In terms of treatment toxicity, TEAEs were seen in all patients, with the most common being thrombocytopenia (88%), diarrhea (68%), and fatigue (62%). Eighty-five percent of patients also experienced grade 3 TEAEs with thrombocytopenia in 53%, anemia in 32%, and pneumonia in 12% being the most common. Although thrombocytopenia was prevalent with the combination, it was manageable with dose modifications.
Similar results have been achieved with the addition of the PI3K-delta inhibitor parsaclisib (INCB050465) to ruxolitinib, as tested in a phase 2 study (NCT02718300).1,5
In 32 patients with MF, the combination of parsaclisib and ruxolitinib demonstrated preliminary efficacy and was generally well-tolerated.
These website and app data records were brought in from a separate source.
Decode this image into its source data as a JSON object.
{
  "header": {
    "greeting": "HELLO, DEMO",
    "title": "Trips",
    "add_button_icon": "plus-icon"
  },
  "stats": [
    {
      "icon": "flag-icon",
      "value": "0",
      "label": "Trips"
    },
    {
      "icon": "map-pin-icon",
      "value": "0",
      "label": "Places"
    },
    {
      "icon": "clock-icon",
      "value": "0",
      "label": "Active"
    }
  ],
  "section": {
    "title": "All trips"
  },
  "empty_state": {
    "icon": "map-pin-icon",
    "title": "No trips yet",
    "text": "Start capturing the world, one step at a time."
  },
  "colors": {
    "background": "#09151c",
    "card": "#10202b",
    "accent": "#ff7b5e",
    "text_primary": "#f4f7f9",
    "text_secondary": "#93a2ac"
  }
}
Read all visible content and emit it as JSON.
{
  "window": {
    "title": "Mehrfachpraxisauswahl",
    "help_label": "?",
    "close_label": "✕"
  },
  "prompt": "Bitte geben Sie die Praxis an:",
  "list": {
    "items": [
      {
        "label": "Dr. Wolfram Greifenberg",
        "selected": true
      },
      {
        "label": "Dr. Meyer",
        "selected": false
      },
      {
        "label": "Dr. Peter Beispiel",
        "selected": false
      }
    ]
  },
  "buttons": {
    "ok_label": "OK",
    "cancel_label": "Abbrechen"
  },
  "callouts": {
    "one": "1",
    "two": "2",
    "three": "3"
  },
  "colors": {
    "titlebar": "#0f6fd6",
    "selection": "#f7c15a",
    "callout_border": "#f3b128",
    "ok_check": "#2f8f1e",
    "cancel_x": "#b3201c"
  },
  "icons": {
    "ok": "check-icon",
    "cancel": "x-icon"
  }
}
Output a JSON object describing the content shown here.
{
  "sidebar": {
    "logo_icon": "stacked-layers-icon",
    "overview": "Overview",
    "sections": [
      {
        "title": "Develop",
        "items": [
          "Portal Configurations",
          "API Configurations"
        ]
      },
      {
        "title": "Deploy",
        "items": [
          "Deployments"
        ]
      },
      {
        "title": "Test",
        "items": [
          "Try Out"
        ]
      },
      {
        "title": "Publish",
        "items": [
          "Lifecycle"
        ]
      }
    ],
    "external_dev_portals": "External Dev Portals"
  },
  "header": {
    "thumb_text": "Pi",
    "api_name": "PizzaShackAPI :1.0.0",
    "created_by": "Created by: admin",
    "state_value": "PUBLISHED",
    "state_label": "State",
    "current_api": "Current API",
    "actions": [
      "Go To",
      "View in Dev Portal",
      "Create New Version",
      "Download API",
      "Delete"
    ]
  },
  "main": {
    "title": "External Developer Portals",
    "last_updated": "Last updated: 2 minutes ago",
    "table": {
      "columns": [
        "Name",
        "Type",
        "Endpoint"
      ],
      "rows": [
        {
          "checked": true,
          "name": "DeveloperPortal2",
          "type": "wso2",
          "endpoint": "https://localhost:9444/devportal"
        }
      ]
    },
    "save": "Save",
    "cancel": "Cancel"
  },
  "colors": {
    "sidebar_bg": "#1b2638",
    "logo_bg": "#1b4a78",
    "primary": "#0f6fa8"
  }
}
The median percentage change in spleen volume and response at 24 weeks was -3.5% with daily and weekly dosing of parsaclisib combined with ruxolitinib and -21.8% with all daily dosing.5
In the second-line setting of MF, new therapies may offer improvement in symptoms that patients experience in addition to improving outcomes overall, explained Verstovsek. These include improvement to splenomegaly, anemia, survival, and plantlet count.
The global randomized, controlled, open-label BOREAS study (NCT03662126) is exploring the novel MDM2 inhibitor KRT-232 in patients with TP53 wild-type relapsed or refractory MF. The study will randomize approximately 385 patients in a 2:1 fashion to received either KRT-232 240 mg once daily on day 1 through 7 of a 28-day cycle or best available therapy.6
The primary end point to be assessed in the study is the rate of SVR ≥35% at week 24, and the secondary end points include PFS, overall survival, best overall SVR ≥35%, and duration of spleen response.
Another ongoing study is the randomized, double-blind, phase 3 MOMENTUM study of momelotinib versus danazol for the treatment of symptomatic and anemic patients with MF (NCT04173494).7
“The main reason for failing JAK inhibitor in the frontline setting does not appear to be progressive splenomegaly. Maybe in a third of the patients, but the majority appears to be lowering of the blood cell count through disease process and anemia, specifically, it appears to be the leading cause for discontinuation of group selection. So, in that setting, then you need a drug that would counteract the DNA synthesis and possibly even control the spleen at the same time.”
The study will include approximately 195 patients who will be randomized 2:1 to receive momelotinib orally once daily or danazol orally twice daily.
To potentially improve survival in the second-line setting, results from the randomized, single-blind, multicenter phase 2 IMbark study (NCT02426086) imply that the use of a telomerase inhibitor in patients who failed on JAK inhibitors in the frontline setting can be promising for patients with MF.8
In 107 patients treated with imetelstat and followed for a median of 41.7 months, the median OS was 28.1 months (95% CI, 22.8-31.6) among patients treated at the highest dose of 9.4 mg/kg.
Verstovsek stated “There was a significant observation of the survival of 28 months, which is something that you will not usually expect the setting. Therefore, a phase 3 study is underway, comparing the higher dose to best available therapy in patients that fail the JAK inhibitors.”
Finally, to improve outcomes in patients with very low platelets, the phase 3 PACIFICA trial of the novel JAK inhibitor pacritinib. In about 348 patients with myeloproliferative neoplasms, pacritinib will be administered at 200 mg twice daily and compared with physician’s choice of either corticosteroids, hydroxyurea, danazol, or low-dose ruxolitinib. The primary end point of the study is spleen volume and the secondary end points include TSS, OS, safety, and quality of life.
Verstovsek concluded that many studies are underway to improve outcomes for patients with MF but the studies he highlighted appear very promising for the near future.